EGU22-11901, updated on 28 Mar 2022
https://doi.org/10.5194/egusphere-egu22-11901
EGU General Assembly 2022
© Author(s) 2022. This work is distributed under
the Creative Commons Attribution 4.0 License.

Chicxulub Impact’s Real Age & Mass Extinction’s Real Cause

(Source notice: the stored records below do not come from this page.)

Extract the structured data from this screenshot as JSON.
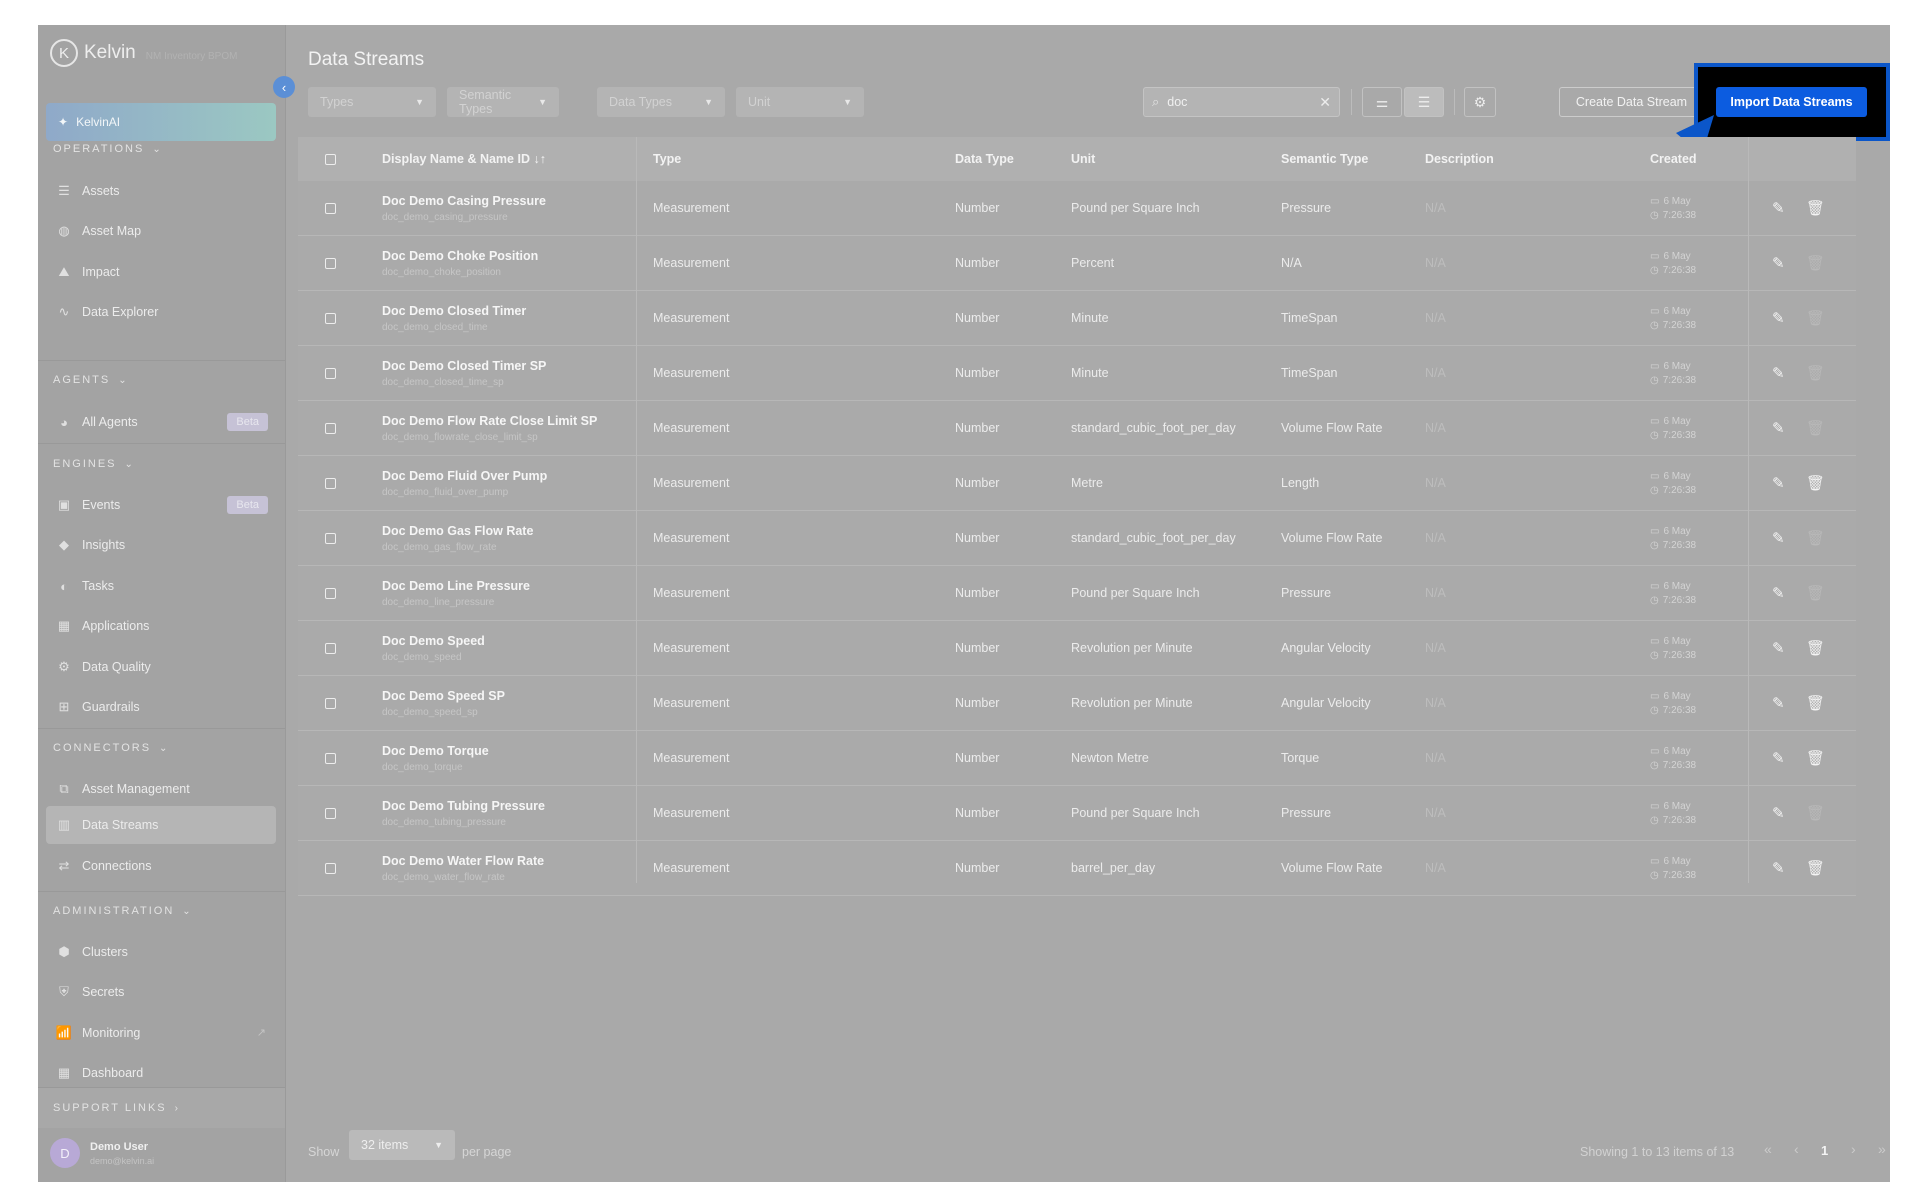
{
  "app": {
    "brand": "Kelvin",
    "brand_sub": "NM Inventory BPOM"
  },
  "sidebar": {
    "kelvinai": "KelvinAI",
    "sections": {
      "operations": "OPERATIONS",
      "agents": "AGENTS",
      "engines": "ENGINES",
      "connectors": "CONNECTORS",
      "administration": "ADMINISTRATION",
      "support": "SUPPORT LINKS"
    },
    "items": {
      "assets": "Assets",
      "asset_map": "Asset Map",
      "impact": "Impact",
      "data_explorer": "Data Explorer",
      "all_agents": "All Agents",
      "events": "Events",
      "insights": "Insights",
      "tasks": "Tasks",
      "applications": "Applications",
      "data_quality": "Data Quality",
      "guardrails": "Guardrails",
      "asset_management": "Asset Management",
      "data_streams": "Data Streams",
      "connections": "Connections",
      "clusters": "Clusters",
      "secrets": "Secrets",
      "monitoring": "Monitoring",
      "dashboard": "Dashboard"
    },
    "beta": "Beta",
    "user": {
      "initial": "D",
      "name": "Demo User",
      "email": "demo@kelvin.ai"
    }
  },
  "page": {
    "title": "Data Streams"
  },
  "filters": {
    "types": "Types",
    "semantic_types": "Semantic Types",
    "data_types": "Data Types",
    "unit": "Unit"
  },
  "search": {
    "value": "doc"
  },
  "buttons": {
    "create": "Create Data Stream",
    "import": "Import Data Streams"
  },
  "table": {
    "headers": {
      "name": "Display Name & Name ID ↓↑",
      "type": "Type",
      "data_type": "Data Type",
      "unit": "Unit",
      "semantic_type": "Semantic Type",
      "description": "Description",
      "created": "Created"
    },
    "rows": [
      {
        "name": "Doc Demo Casing Pressure",
        "id": "doc_demo_casing_pressure",
        "type": "Measurement",
        "data_type": "Number",
        "unit": "Pound per Square Inch",
        "semantic": "Pressure",
        "description": "N/A",
        "date": "6 May",
        "time": "7:26:38",
        "deletable": true
      },
      {
        "name": "Doc Demo Choke Position",
        "id": "doc_demo_choke_position",
        "type": "Measurement",
        "data_type": "Number",
        "unit": "Percent",
        "semantic": "N/A",
        "description": "N/A",
        "date": "6 May",
        "time": "7:26:38",
        "deletable": false
      },
      {
        "name": "Doc Demo Closed Timer",
        "id": "doc_demo_closed_time",
        "type": "Measurement",
        "data_type": "Number",
        "unit": "Minute",
        "semantic": "TimeSpan",
        "description": "N/A",
        "date": "6 May",
        "time": "7:26:38",
        "deletable": false
      },
      {
        "name": "Doc Demo Closed Timer SP",
        "id": "doc_demo_closed_time_sp",
        "type": "Measurement",
        "data_type": "Number",
        "unit": "Minute",
        "semantic": "TimeSpan",
        "description": "N/A",
        "date": "6 May",
        "time": "7:26:38",
        "deletable": false
      },
      {
        "name": "Doc Demo Flow Rate Close Limit SP",
        "id": "doc_demo_flowrate_close_limit_sp",
        "type": "Measurement",
        "data_type": "Number",
        "unit": "standard_cubic_foot_per_day",
        "semantic": "Volume Flow Rate",
        "description": "N/A",
        "date": "6 May",
        "time": "7:26:38",
        "deletable": false
      },
      {
        "name": "Doc Demo Fluid Over Pump",
        "id": "doc_demo_fluid_over_pump",
        "type": "Measurement",
        "data_type": "Number",
        "unit": "Metre",
        "semantic": "Length",
        "description": "N/A",
        "date": "6 May",
        "time": "7:26:38",
        "deletable": true
      },
      {
        "name": "Doc Demo Gas Flow Rate",
        "id": "doc_demo_gas_flow_rate",
        "type": "Measurement",
        "data_type": "Number",
        "unit": "standard_cubic_foot_per_day",
        "semantic": "Volume Flow Rate",
        "description": "N/A",
        "date": "6 May",
        "time": "7:26:38",
        "deletable": false
      },
      {
        "name": "Doc Demo Line Pressure",
        "id": "doc_demo_line_pressure",
        "type": "Measurement",
        "data_type": "Number",
        "unit": "Pound per Square Inch",
        "semantic": "Pressure",
        "description": "N/A",
        "date": "6 May",
        "time": "7:26:38",
        "deletable": false
      },
      {
        "name": "Doc Demo Speed",
        "id": "doc_demo_speed",
        "type": "Measurement",
        "data_type": "Number",
        "unit": "Revolution per Minute",
        "semantic": "Angular Velocity",
        "description": "N/A",
        "date": "6 May",
        "time": "7:26:38",
        "deletable": true
      },
      {
        "name": "Doc Demo Speed SP",
        "id": "doc_demo_speed_sp",
        "type": "Measurement",
        "data_type": "Number",
        "unit": "Revolution per Minute",
        "semantic": "Angular Velocity",
        "description": "N/A",
        "date": "6 May",
        "time": "7:26:38",
        "deletable": true
      },
      {
        "name": "Doc Demo Torque",
        "id": "doc_demo_torque",
        "type": "Measurement",
        "data_type": "Number",
        "unit": "Newton Metre",
        "semantic": "Torque",
        "description": "N/A",
        "date": "6 May",
        "time": "7:26:38",
        "deletable": true
      },
      {
        "name": "Doc Demo Tubing Pressure",
        "id": "doc_demo_tubing_pressure",
        "type": "Measurement",
        "data_type": "Number",
        "unit": "Pound per Square Inch",
        "semantic": "Pressure",
        "description": "N/A",
        "date": "6 May",
        "time": "7:26:38",
        "deletable": false
      },
      {
        "name": "Doc Demo Water Flow Rate",
        "id": "doc_demo_water_flow_rate",
        "type": "Measurement",
        "data_type": "Number",
        "unit": "barrel_per_day",
        "semantic": "Volume Flow Rate",
        "description": "N/A",
        "date": "6 May",
        "time": "7:26:38",
        "deletable": true
      }
    ]
  },
  "footer": {
    "show": "Show",
    "per_page_value": "32 items",
    "per_page": "per page",
    "count": "Showing 1 to 13 items of 13",
    "current_page": "1"
  },
  "colors": {
    "import_button": "#0c5ce0",
    "annotation_arrow": "#0b56c9"
  }
}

Gerta Keller1, Stephen Grasby2, Hassan Khozyem3,4, Jahnavi Punekar5, Paula Mateo6, and Thierry Adatte3
Gerta Keller et al.
  • 1Princeton University, Geosciences, Princeton, United States of America (gkeller@princeton.edu)
  • 2Geological Survey of Canada, Calgary AB, T2L-2A7, Canada
  • 3Institute of Earth Sciences (ISTE), University of Lausanne, 1015 Lausanne,
  • 4Geology department, Faculty of Science, 81528-Aswan, Egypt
  • 5Indian Institute of Technology Bombay, Powai, Mumbai 400076, India
  • 6Pasadena City College, Pasadena, Ca 91106, USA

After 42 years, the debate over the end-Cretaceous mass extinction still rages with arguments made for Chicxulub impact and Deccan volcanism as the real cause of this catastrophe. We briefly review the evidence for the pre-KPB age of the Chicxulub impact based on the primary impact spherule layer, which we link to Deccan volcanism based on the global mercury (Hg) fallout from Deccan eruptions. Mercury from volcanic eruptions is distributed around the world during its atmospheric residence time of 6 months to one year, after which it rains out over land and oceans. Major pulsed volcanic eruptions yield high Hg concentrations during fallout, which we termed Extreme Events (EE). We identified 20 of these Hg extreme events during the last 550 ky of the late Maastrichtian in sequences from Tunisia, Israel, Egypt and Mexico. At Elles, Tunisia, we dated these events (EE1 to EE20) based on orbital cyclicity and biostratigraphy with precision of one cycle (20 ky) with an error margin of 10-20 ky (Keller et al., 2020). We linked these dates to U-Pb zircon ages of the Deccan Traps with similarly high precision (Schoene et al., 2019). The resulting mercury stratigraphy yielded excellent age control linking Deccan eruption pulses across the globe. Results from two localities in NE Mexico revealed the Chicxulub impact crashed into Yucatan above the base of the Plummerita hantkeninoides zone CF1 and EE6 at about 200 ky prior to the KPB mass extinction. This deposit is unlike any other of the over 100 reworked spherule layers mixed with abundant shallow water debris. This oldest and primary impact spherule layer consists of compressed pure melt rock glass and glass spherules that settled rapidly to the deep seafloor. The environmental effects of this large impact were short-lived and caused no species extinctions. The effects of this 10 km-sized bolide impact had been vastly overrated.

The KPB mass extinction was identified between the longest lava flows across India to the Krishna-Godavari Basin and into the Bay of Bengal. Based on peak Hg fallout, we identified these volcanic eruptions as the largest most rapid sequence of pulsed events in Tunisia, Israel, Egypt and Mexico, all coinciding with the rapid mass extinction observed in India. The mass extinction began with the onset and ramp-up of pulsed Deccan eruptions resulting in toxic and acidic waters that caused 50% species extinctions. Extremely rapid large pulsed eruptions followed and resulted in the longest lave flows and hyperthermal warming that caused the rapid demise of all but one species, the disaster opportunist Guembelitria cretacea. Deccan eruptions quickly diminished after the mass extinction and climate cooled rapidly giving rise to the first new species. Volcanic eruptions remained low and cool temperatures persisted through the early Paleocene interrupted by a smaller eruption phase about 100 ky after the mass extinction.  These data reveal that Deccan volcanism caused the KPB mass extinction without any extraterrestrial aid.

Keywords: Chicxulub, Deccan Volcanism, Mass Extinction, Mercury Stratigraphy, Age control

 

How to cite: Keller, G., Grasby, S., Khozyem, H., Punekar, J., Mateo, P., and Adatte, T.: Chicxulub Impact’s Real Age & Mass Extinction’s Real Cause, EGU General Assembly 2022, Vienna, Austria, 23–27 May 2022, EGU22-11901, https://doi.org/10.5194/egusphere-egu22-11901, 2022.